Tonga ratifies Niue Agreement, seventh country to do so

Tonga is the 7th country to commit to the Niue agreement that aims to stamp out illegal, unlicensed and unregulated fishing in the tuna-rich economic zones of the Pacific Islands.

The directors of the Forum Fisheries Agency (FFA) yesterday welcomed Tonga’s ratification.

The fisheries problems remain an ongoing challenge for regional and global fisheries, and Pacific member nations of the Pacific Islands Forum Fisheries Agency (FFA).

"Combatting illegal, unlicensed and unregulated fishing is central to what our Pacific Forum Leaders have tasked us – to ensure maximum economic returns whilst achieving sustainability of the resource," said FFA Deputy Director General Wez Norris.

In his opening remarks during a half-day workshop for parties to the multilateral Niue Treaty Subsidiary Agreement (NTSA) on the weekend, he noted its entry into force and congratulated the six countries who have ratified.

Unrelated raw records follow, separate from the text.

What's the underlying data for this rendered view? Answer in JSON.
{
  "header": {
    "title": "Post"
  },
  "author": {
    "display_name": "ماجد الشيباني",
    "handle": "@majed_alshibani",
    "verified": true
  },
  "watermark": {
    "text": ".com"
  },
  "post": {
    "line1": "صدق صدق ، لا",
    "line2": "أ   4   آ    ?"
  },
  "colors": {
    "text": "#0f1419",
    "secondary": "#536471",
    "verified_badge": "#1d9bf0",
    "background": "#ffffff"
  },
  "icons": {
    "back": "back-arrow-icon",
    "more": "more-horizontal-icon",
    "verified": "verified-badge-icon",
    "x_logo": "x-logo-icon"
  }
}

FFA as the Treaty Administrator has also just received papers of ratification by Tonga, adding its commitment to the Cook Islands, Nauru, Palau, Samoa, Tuvalu and Vanuatu. Others in the FFA membership are pending signature or accession.

The group of seven are looking at next steps now that the Niue Treaty Information System (NTIS) is operational. This involves countries using the information in this system to take their Monitoring Control and Surveillance efforts to the next level.

"The countries of this region already play a world-leading role in proactive fisheries management ideas. The NTSA provides another regional opt-in initiative where FFA members are saying they are prepared to deepen that cooperation by sharing information and resources as and when required, to help keep IUU fishing out of the Pacific neighbourhood," Deputy Director General Norris said. He and FFA Director General James Movick today welcomed the newest ratification.

Referring to the Pacific Roadmap for Sustainable Fisheries given the stamp of approval by Pacific Leaders in Port Moresby this year, Norris said the inclusion and affirmation of work against IUU fishing in the Roadmap gives added importance to that commitment from NTSA parties to share Intel, data and national resources to combat IUU fishing.

Funding from Australia has enabled member countries to meet over the year and shape the Niue Treaty Information System’s operational details and procedures.

"We’ve been very encouraged by the feedback and questions around the exact nature of the system and how Parties will now walk the talk on making it work," said FFA Legal Counsel Dr Manu Tupou-Roosen.

Information system

Within the context of the whole Niue Treaty framework, "The Information system is the core which the agreement revolves around. It houses the information and authority which allow Parties to plan and conduct activities, such as what resources can be made available by an individual party and a party’s operational procedures," said Dr Tupou-Roosen. "At this meeting of the parties to the NTSA, countries have continued to raise great interest in the operationalization of the agreement."

"We’ve been very clear with members that nothing in the information system forces them into positions they cannot cope with. The NTIS works on an optional basis—parties choose which elements of the agreement will apply in their waters or involve their resources, and what activities to enter into with which Parties. At the end of the day, the multilateral NTSA provides a legally binding framework to cooperate in enhancing MCS efforts and ensure the sustainability of our shared tuna resource."

Based in Honiara, Solomon Islands, FFA's 17 Pacific Island members are Australia, Cook Islands, Federated States of Micronesia, Fiji, Kiribati, Marshall Islands, Nauru, New Zealand, Niue, Palau, Papua New Guinea, Samoa, Solomon Islands, Tokelau, Tonga, Tuvalu and Vanuatu. Since 1979, FFA has facilitated regional cooperation so that all Pacific countries benefit from the sustainable use of tuna – a multi-billion dollar resource important for many people’s livelihoods in the Pacific.

Link: http://pidp.eastwestcenter.org/pireport/2015/October/10-28-04.htm